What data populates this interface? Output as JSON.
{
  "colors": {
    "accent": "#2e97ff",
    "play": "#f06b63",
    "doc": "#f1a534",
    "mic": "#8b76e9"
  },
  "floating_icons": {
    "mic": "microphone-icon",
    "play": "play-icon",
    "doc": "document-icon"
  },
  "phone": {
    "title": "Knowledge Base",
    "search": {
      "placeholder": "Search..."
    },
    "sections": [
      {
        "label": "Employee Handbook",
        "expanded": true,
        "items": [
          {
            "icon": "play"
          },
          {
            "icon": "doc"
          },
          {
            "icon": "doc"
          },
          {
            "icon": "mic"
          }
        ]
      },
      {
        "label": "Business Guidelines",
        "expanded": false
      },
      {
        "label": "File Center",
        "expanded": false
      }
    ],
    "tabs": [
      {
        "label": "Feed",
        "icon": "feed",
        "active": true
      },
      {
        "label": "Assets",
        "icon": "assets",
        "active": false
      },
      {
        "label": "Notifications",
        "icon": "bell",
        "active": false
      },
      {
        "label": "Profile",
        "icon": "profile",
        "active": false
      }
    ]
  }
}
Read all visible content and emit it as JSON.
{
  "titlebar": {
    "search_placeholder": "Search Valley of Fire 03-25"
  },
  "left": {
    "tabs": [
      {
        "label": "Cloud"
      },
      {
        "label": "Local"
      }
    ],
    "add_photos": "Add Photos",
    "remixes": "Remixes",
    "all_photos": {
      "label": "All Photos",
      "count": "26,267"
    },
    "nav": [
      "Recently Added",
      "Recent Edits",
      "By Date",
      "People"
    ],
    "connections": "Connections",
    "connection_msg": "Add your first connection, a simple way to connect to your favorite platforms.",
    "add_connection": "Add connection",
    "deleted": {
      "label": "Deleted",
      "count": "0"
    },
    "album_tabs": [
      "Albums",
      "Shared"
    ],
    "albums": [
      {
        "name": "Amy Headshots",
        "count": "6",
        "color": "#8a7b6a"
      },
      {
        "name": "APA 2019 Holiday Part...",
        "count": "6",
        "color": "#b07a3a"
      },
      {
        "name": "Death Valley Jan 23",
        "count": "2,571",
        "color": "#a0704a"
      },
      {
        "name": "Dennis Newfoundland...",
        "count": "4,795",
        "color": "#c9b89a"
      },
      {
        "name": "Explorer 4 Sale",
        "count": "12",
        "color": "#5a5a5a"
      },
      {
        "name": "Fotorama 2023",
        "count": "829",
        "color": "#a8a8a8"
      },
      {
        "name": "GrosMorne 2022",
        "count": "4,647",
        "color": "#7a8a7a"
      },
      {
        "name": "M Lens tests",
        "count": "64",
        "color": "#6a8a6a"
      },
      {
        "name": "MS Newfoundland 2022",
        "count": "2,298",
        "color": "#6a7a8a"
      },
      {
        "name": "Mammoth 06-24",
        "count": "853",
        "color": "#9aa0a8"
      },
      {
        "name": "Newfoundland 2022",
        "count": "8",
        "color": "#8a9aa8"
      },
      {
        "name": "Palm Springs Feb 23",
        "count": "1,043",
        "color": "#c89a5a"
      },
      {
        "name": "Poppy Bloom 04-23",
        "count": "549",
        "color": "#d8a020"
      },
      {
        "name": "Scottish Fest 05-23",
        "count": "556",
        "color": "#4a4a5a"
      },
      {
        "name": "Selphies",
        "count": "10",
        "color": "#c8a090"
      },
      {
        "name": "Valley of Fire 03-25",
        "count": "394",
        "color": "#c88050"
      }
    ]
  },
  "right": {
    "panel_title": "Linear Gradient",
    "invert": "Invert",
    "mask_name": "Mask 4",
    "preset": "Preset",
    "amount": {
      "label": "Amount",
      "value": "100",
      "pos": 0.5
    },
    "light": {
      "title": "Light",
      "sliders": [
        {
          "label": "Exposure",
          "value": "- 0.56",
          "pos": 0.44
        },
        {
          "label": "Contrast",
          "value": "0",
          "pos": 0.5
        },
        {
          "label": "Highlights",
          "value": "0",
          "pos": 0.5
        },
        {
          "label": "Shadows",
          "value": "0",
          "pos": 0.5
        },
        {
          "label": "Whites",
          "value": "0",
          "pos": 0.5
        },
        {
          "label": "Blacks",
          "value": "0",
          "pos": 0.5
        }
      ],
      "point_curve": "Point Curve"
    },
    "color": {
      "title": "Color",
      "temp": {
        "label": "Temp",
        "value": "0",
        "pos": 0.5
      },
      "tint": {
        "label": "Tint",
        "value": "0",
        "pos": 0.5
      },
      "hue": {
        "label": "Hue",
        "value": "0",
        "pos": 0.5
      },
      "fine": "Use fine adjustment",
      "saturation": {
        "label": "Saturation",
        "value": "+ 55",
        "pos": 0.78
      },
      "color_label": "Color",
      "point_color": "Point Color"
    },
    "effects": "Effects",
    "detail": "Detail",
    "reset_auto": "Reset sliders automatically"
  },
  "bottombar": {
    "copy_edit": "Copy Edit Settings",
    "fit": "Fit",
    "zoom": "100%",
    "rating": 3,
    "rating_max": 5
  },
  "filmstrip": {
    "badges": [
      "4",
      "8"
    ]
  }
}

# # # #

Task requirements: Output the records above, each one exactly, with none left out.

Solved problem:
What data populates this interface? Output as JSON.
{
  "colors": {
    "accent": "#2e97ff",
    "play": "#f06b63",
    "doc": "#f1a534",
    "mic": "#8b76e9"
  },
  "floating_icons": {
    "mic": "microphone-icon",
    "play": "play-icon",
    "doc": "document-icon"
  },
  "phone": {
    "title": "Knowledge Base",
    "search": {
      "placeholder": "Search..."
    },
    "sections": [
      {
        "label": "Employee Handbook",
        "expanded": true,
        "items": [
          {
            "icon": "play"
          },
          {
            "icon": "doc"
          },
          {
            "icon": "doc"
          },
          {
            "icon": "mic"
          }
        ]
      },
      {
        "label": "Business Guidelines",
        "expanded": false
      },
      {
        "label": "File Center",
        "expanded": false
      }
    ],
    "tabs": [
      {
        "label": "Feed",
        "icon": "feed",
        "active": true
      },
      {
        "label": "Assets",
        "icon": "assets",
        "active": false
      },
      {
        "label": "Notifications",
        "icon": "bell",
        "active": false
      },
      {
        "label": "Profile",
        "icon": "profile",
        "active": false
      }
    ]
  }
}
Read all visible content and emit it as JSON.
{
  "titlebar": {
    "search_placeholder": "Search Valley of Fire 03-25"
  },
  "left": {
    "tabs": [
      {
        "label": "Cloud"
      },
      {
        "label": "Local"
      }
    ],
    "add_photos": "Add Photos",
    "remixes": "Remixes",
    "all_photos": {
      "label": "All Photos",
      "count": "26,267"
    },
    "nav": [
      "Recently Added",
      "Recent Edits",
      "By Date",
      "People"
    ],
    "connections": "Connections",
    "connection_msg": "Add your first connection, a simple way to connect to your favorite platforms.",
    "add_connection": "Add connection",
    "deleted": {
      "label": "Deleted",
      "count": "0"
    },
    "album_tabs": [
      "Albums",
      "Shared"
    ],
    "albums": [
      {
        "name": "Amy Headshots",
        "count": "6",
        "color": "#8a7b6a"
      },
      {
        "name": "APA 2019 Holiday Part...",
        "count": "6",
        "color": "#b07a3a"
      },
      {
        "name": "Death Valley Jan 23",
        "count": "2,571",
        "color": "#a0704a"
      },
      {
        "name": "Dennis Newfoundland...",
        "count": "4,795",
        "color": "#c9b89a"
      },
      {
        "name": "Explorer 4 Sale",
        "count": "12",
        "color": "#5a5a5a"
      },
      {
        "name": "Fotorama 2023",
        "count": "829",
        "color": "#a8a8a8"
      },
      {
        "name": "GrosMorne 2022",
        "count": "4,647",
        "color": "#7a8a7a"
      },
      {
        "name": "M Lens tests",
        "count": "64",
        "color": "#6a8a6a"
      },
      {
        "name": "MS Newfoundland 2022",
        "count": "2,298",
        "color": "#6a7a8a"
      },
      {
        "name": "Mammoth 06-24",
        "count": "853",
        "color": "#9aa0a8"
      },
      {
        "name": "Newfoundland 2022",
        "count": "8",
        "color": "#8a9aa8"
      },
      {
        "name": "Palm Springs Feb 23",
        "count": "1,043",
        "color": "#c89a5a"
      },
      {
        "name": "Poppy Bloom 04-23",
        "count": "549",
        "color": "#d8a020"
      },
      {
        "name": "Scottish Fest 05-23",
        "count": "556",
        "color": "#4a4a5a"
      },
      {
        "name": "Selphies",
        "count": "10",
        "color": "#c8a090"
      },
      {
        "name": "Valley of Fire 03-25",
        "count": "394",
        "color": "#c88050"
      }
    ]
  },
  "right": {
    "panel_title": "Linear Gradient",
    "invert": "Invert",
    "mask_name": "Mask 4",
    "preset": "Preset",
    "amount": {
      "label": "Amount",
      "value": "100",
      "pos": 0.5
    },
    "light": {
      "title": "Light",
      "sliders": [
        {
          "label": "Exposure",
          "value": "- 0.56",
          "pos": 0.44
        },
        {
          "label": "Contrast",
          "value": "0",
          "pos": 0.5
        },
        {
          "label": "Highlights",
          "value": "0",
          "pos": 0.5
        },
        {
          "label": "Shadows",
          "value": "0",
          "pos": 0.5
        },
        {
          "label": "Whites",
          "value": "0",
          "pos": 0.5
        },
        {
          "label": "Blacks",
          "value": "0",
          "pos": 0.5
        }
      ],
      "point_curve": "Point Curve"
    },
    "color": {
      "title": "Color",
      "temp": {
        "label": "Temp",
        "value": "0",
        "pos": 0.5
      },
      "tint": {
        "label": "Tint",
        "value": "0",
        "pos": 0.5
      },
      "hue": {
        "label": "Hue",
        "value": "0",
        "pos": 0.5
      },
      "fine": "Use fine adjustment",
      "saturation": {
        "label": "Saturation",
        "value": "+ 55",
        "pos": 0.78
      },
      "color_label": "Color",
      "point_color": "Point Color"
    },
    "effects": "Effects",
    "detail": "Detail",
    "reset_auto": "Reset sliders automatically"
  },
  "bottombar": {
    "copy_edit": "Copy Edit Settings",
    "fit": "Fit",
    "zoom": "100%",
    "rating": 3,
    "rating_max": 5
  },
  "filmstrip": {
    "badges": [
      "4",
      "8"
    ]
  }
}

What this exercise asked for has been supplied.